Dear Opening Credits, My 17-year-old daughter is now working part-time while in school and wants to know the best way to build her credit score. She has a savings account with a debit card and is good about putting away extra money. Her goal is to purchase a small home after college. – TonyDear Tony,What a fabulous goal! To achieve it, your 17-year-old should learn how credit scores are developed – and how you can help her along the way.
Dear Opening Credits,I applied for a secured credit card to start building credit. It says my credit line will increase if I add more money before the account opens. When will the account open so I know if I’ll have time to add money? – BrettDear Brett,Many banks, credit unions and credit card companies issue secured credit cards, and each sets its own rules regarding credit limit increases. To know your issuer’s precise details, either call your card issuer or visit its website.
Dear Sanel, Welcome! It’s great that you’ve already started integrating into the United States. With your identification, resident and employment status, establishing yourself in the banking and credit world should be easy. Once you have your documents, here’s what you need to know and do, in five simple steps. 1. Open a checking and savings account. If you haven’t yet, form a relationship with a financial institution by opening a checking and savings account. This shows stability.

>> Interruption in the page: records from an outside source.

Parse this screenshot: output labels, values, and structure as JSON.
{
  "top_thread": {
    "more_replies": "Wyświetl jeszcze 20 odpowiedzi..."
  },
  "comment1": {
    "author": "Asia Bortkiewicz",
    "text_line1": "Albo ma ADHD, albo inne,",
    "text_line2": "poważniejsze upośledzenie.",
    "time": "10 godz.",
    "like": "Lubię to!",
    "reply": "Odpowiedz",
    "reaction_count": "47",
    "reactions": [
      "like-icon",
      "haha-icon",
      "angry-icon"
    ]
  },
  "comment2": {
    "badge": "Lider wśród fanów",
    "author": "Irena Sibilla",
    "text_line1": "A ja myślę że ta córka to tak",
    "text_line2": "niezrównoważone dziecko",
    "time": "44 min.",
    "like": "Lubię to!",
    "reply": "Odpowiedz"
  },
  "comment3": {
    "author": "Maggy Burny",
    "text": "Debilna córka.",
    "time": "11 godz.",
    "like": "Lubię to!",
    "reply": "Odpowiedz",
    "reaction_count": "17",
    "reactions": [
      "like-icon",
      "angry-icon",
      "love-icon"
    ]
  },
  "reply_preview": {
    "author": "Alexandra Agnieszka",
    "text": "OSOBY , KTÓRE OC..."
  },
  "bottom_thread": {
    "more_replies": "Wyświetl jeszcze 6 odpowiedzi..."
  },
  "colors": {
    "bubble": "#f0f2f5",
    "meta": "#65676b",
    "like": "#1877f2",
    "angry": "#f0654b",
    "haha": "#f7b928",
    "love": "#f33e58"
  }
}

Muck Rack makes it simple to find people, tweets, or articles that mention any name, keyword, company, hashtag etc. We've compiled this guide to help you make the most of your search.
Selecting a term
Start searching tweets, articles from media outlets, articles mentioned in tweets, journalists'
names, titles and bios with some suggested searches:
Companies or Topics (e.g. iPhone, Microsoft)
Phrases (e.g. "cloud computing") — use quotes to keep the terms together
Twitter handles (e.g. @username) — returns those who have mentioned or replied to
Names (e.g. "David Pogue")
Hashtags (e.g. #sxsw, #london2012)
Bio details (e.g. vegan, Olympics, father)
Muck Rack's Advanced Search allows for many boolean operators.
Find results that mention multiple specified terms, use AND or
+. For example, ensure each result contains both Elon Musk and Mark Zuckerberg by
searching Obama AND Romney or Obama + Romney.
Use the operators OR or , to broaden your search when you'd like either of
multiple terms to appear in results. (This is the default behavior of our search when no operators
are used.) For example, search for democrat OR republican to find results that refer to
Democrats and/or Republicans.
Use NOT or - to subtract results from your search. For
example, searching Disney will yield results about the Walt Disney Company as well as Walt Disney
World Resort. To exclude mentions of Disney World, search for Disney -World or Disney
When using one of these operators with a phrase, enclose it in quotation marks. For example, you can
find results about smartphones excluding Apple's iPhone 4S by searching smartphone -"iPhone
Exact case matching or punctuation
If you're searching for a brand name or keyword that relies on specific punctuation marks or capitalization, you can
find results that match your exact query by adding matchcase: before the keyword you're searching for, like matchcase:E*TRADE .
Use parentheses to separate multiple
boolean phrases. For example, to find journalists talking about having fun in Disney World or
Disneyland, search for ("disney world" OR disneyland) AND fun.
An asterisk can be used to search for any variation of a root word truncated by the asterisk. For example, searching for admin* will return results for administrator, administration, administer, administered, etc.
A near operator is an AND operator where you can control the distance between the words. You can vary the distance the near operation uses by adding a forward slash and number (between 0-99) such as strawberries NEAR/10 "whipped cream", which means the strawberries must exist within 10 words of "whipped cream".